*What the task requires*
All of the data must be returned word for word.

________________________

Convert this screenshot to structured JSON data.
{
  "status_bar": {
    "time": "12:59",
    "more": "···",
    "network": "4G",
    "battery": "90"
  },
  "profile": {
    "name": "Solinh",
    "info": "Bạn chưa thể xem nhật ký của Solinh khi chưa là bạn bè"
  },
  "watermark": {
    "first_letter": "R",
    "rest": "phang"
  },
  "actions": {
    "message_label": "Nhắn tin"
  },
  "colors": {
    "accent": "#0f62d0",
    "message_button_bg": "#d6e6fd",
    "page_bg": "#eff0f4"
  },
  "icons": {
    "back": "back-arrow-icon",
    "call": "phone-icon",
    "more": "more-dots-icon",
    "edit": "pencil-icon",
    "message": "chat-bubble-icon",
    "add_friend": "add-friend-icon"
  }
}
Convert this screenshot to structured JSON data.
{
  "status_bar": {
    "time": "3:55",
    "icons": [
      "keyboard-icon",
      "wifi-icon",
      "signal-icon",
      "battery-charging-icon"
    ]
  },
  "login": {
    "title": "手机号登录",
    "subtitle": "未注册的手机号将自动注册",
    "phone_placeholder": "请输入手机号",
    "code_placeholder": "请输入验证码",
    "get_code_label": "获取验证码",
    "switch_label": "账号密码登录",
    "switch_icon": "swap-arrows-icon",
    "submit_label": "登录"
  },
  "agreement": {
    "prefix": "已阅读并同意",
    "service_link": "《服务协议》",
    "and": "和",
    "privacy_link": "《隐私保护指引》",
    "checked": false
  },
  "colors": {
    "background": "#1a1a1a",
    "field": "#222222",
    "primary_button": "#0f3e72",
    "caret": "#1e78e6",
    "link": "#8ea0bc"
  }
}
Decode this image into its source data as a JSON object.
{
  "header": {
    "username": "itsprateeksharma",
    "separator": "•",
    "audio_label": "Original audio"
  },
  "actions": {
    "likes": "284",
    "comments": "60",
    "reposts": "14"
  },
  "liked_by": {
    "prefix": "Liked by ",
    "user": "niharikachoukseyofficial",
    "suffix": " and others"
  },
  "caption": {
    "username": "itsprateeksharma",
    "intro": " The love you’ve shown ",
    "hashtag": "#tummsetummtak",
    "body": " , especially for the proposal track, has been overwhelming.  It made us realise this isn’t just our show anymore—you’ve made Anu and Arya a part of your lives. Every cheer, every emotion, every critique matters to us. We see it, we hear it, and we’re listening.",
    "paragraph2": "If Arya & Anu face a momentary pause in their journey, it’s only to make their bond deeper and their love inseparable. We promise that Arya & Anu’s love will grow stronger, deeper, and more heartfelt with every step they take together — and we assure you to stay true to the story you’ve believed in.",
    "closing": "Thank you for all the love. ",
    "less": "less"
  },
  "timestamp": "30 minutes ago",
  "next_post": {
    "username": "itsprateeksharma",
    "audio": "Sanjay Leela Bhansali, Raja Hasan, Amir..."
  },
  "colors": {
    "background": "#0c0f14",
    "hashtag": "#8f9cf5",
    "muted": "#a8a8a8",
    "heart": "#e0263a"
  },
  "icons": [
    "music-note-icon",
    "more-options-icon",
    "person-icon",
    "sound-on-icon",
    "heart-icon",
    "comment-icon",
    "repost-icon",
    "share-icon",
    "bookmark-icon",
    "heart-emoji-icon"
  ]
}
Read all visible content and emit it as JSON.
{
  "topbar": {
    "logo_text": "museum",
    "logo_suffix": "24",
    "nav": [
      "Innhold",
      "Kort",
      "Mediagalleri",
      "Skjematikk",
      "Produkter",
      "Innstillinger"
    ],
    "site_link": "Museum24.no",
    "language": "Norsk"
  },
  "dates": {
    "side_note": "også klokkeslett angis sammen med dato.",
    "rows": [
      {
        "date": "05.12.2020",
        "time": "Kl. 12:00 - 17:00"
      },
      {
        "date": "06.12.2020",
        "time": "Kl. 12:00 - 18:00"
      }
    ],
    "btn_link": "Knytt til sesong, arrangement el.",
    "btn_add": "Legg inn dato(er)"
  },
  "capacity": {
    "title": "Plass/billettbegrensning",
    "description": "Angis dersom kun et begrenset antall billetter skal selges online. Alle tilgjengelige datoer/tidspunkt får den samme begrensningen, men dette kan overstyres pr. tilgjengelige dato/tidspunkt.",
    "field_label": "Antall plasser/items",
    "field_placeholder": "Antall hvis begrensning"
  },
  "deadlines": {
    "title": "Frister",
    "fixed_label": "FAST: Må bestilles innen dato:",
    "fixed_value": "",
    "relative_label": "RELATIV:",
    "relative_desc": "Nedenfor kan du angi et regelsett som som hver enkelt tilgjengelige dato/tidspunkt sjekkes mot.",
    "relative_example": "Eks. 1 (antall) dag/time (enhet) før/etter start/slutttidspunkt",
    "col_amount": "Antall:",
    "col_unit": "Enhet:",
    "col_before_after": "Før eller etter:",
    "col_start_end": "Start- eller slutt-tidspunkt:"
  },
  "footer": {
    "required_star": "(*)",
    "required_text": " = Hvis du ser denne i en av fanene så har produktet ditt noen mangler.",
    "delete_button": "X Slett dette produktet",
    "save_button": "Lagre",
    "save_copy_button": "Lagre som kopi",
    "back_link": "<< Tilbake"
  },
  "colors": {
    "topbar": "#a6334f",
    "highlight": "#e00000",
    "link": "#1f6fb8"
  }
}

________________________

*Solution below*
Convert this screenshot to structured JSON data.
{
  "status_bar": {
    "time": "12:59",
    "more": "···",
    "network": "4G",
    "battery": "90"
  },
  "profile": {
    "name": "Solinh",
    "info": "Bạn chưa thể xem nhật ký của Solinh khi chưa là bạn bè"
  },
  "watermark": {
    "first_letter": "R",
    "rest": "phang"
  },
  "actions": {
    "message_label": "Nhắn tin"
  },
  "colors": {
    "accent": "#0f62d0",
    "message_button_bg": "#d6e6fd",
    "page_bg": "#eff0f4"
  },
  "icons": {
    "back": "back-arrow-icon",
    "call": "phone-icon",
    "more": "more-dots-icon",
    "edit": "pencil-icon",
    "message": "chat-bubble-icon",
    "add_friend": "add-friend-icon"
  }
}
Convert this screenshot to structured JSON data.
{
  "status_bar": {
    "time": "3:55",
    "icons": [
      "keyboard-icon",
      "wifi-icon",
      "signal-icon",
      "battery-charging-icon"
    ]
  },
  "login": {
    "title": "手机号登录",
    "subtitle": "未注册的手机号将自动注册",
    "phone_placeholder": "请输入手机号",
    "code_placeholder": "请输入验证码",
    "get_code_label": "获取验证码",
    "switch_label": "账号密码登录",
    "switch_icon": "swap-arrows-icon",
    "submit_label": "登录"
  },
  "agreement": {
    "prefix": "已阅读并同意",
    "service_link": "《服务协议》",
    "and": "和",
    "privacy_link": "《隐私保护指引》",
    "checked": false
  },
  "colors": {
    "background": "#1a1a1a",
    "field": "#222222",
    "primary_button": "#0f3e72",
    "caret": "#1e78e6",
    "link": "#8ea0bc"
  }
}
Decode this image into its source data as a JSON object.
{
  "header": {
    "username": "itsprateeksharma",
    "separator": "•",
    "audio_label": "Original audio"
  },
  "actions": {
    "likes": "284",
    "comments": "60",
    "reposts": "14"
  },
  "liked_by": {
    "prefix": "Liked by ",
    "user": "niharikachoukseyofficial",
    "suffix": " and others"
  },
  "caption": {
    "username": "itsprateeksharma",
    "intro": " The love you’ve shown ",
    "hashtag": "#tummsetummtak",
    "body": " , especially for the proposal track, has been overwhelming.  It made us realise this isn’t just our show anymore—you’ve made Anu and Arya a part of your lives. Every cheer, every emotion, every critique matters to us. We see it, we hear it, and we’re listening.",
    "paragraph2": "If Arya & Anu face a momentary pause in their journey, it’s only to make their bond deeper and their love inseparable. We promise that Arya & Anu’s love will grow stronger, deeper, and more heartfelt with every step they take together — and we assure you to stay true to the story you’ve believed in.",
    "closing": "Thank you for all the love. ",
    "less": "less"
  },
  "timestamp": "30 minutes ago",
  "next_post": {
    "username": "itsprateeksharma",
    "audio": "Sanjay Leela Bhansali, Raja Hasan, Amir..."
  },
  "colors": {
    "background": "#0c0f14",
    "hashtag": "#8f9cf5",
    "muted": "#a8a8a8",
    "heart": "#e0263a"
  },
  "icons": [
    "music-note-icon",
    "more-options-icon",
    "person-icon",
    "sound-on-icon",
    "heart-icon",
    "comment-icon",
    "repost-icon",
    "share-icon",
    "bookmark-icon",
    "heart-emoji-icon"
  ]
}
Read all visible content and emit it as JSON.
{
  "topbar": {
    "logo_text": "museum",
    "logo_suffix": "24",
    "nav": [
      "Innhold",
      "Kort",
      "Mediagalleri",
      "Skjematikk",
      "Produkter",
      "Innstillinger"
    ],
    "site_link": "Museum24.no",
    "language": "Norsk"
  },
  "dates": {
    "side_note": "også klokkeslett angis sammen med dato.",
    "rows": [
      {
        "date": "05.12.2020",
        "time": "Kl. 12:00 - 17:00"
      },
      {
        "date": "06.12.2020",
        "time": "Kl. 12:00 - 18:00"
      }
    ],
    "btn_link": "Knytt til sesong, arrangement el.",
    "btn_add": "Legg inn dato(er)"
  },
  "capacity": {
    "title": "Plass/billettbegrensning",
    "description": "Angis dersom kun et begrenset antall billetter skal selges online. Alle tilgjengelige datoer/tidspunkt får den samme begrensningen, men dette kan overstyres pr. tilgjengelige dato/tidspunkt.",
    "field_label": "Antall plasser/items",
    "field_placeholder": "Antall hvis begrensning"
  },
  "deadlines": {
    "title": "Frister",
    "fixed_label": "FAST: Må bestilles innen dato:",
    "fixed_value": "",
    "relative_label": "RELATIV:",
    "relative_desc": "Nedenfor kan du angi et regelsett som som hver enkelt tilgjengelige dato/tidspunkt sjekkes mot.",
    "relative_example": "Eks. 1 (antall) dag/time (enhet) før/etter start/slutttidspunkt",
    "col_amount": "Antall:",
    "col_unit": "Enhet:",
    "col_before_after": "Før eller etter:",
    "col_start_end": "Start- eller slutt-tidspunkt:"
  },
  "footer": {
    "required_star": "(*)",
    "required_text": " = Hvis du ser denne i en av fanene så har produktet ditt noen mangler.",
    "delete_button": "X Slett dette produktet",
    "save_button": "Lagre",
    "save_copy_button": "Lagre som kopi",
    "back_link": "<< Tilbake"
  },
  "colors": {
    "topbar": "#a6334f",
    "highlight": "#e00000",
    "link": "#1f6fb8"
  }
}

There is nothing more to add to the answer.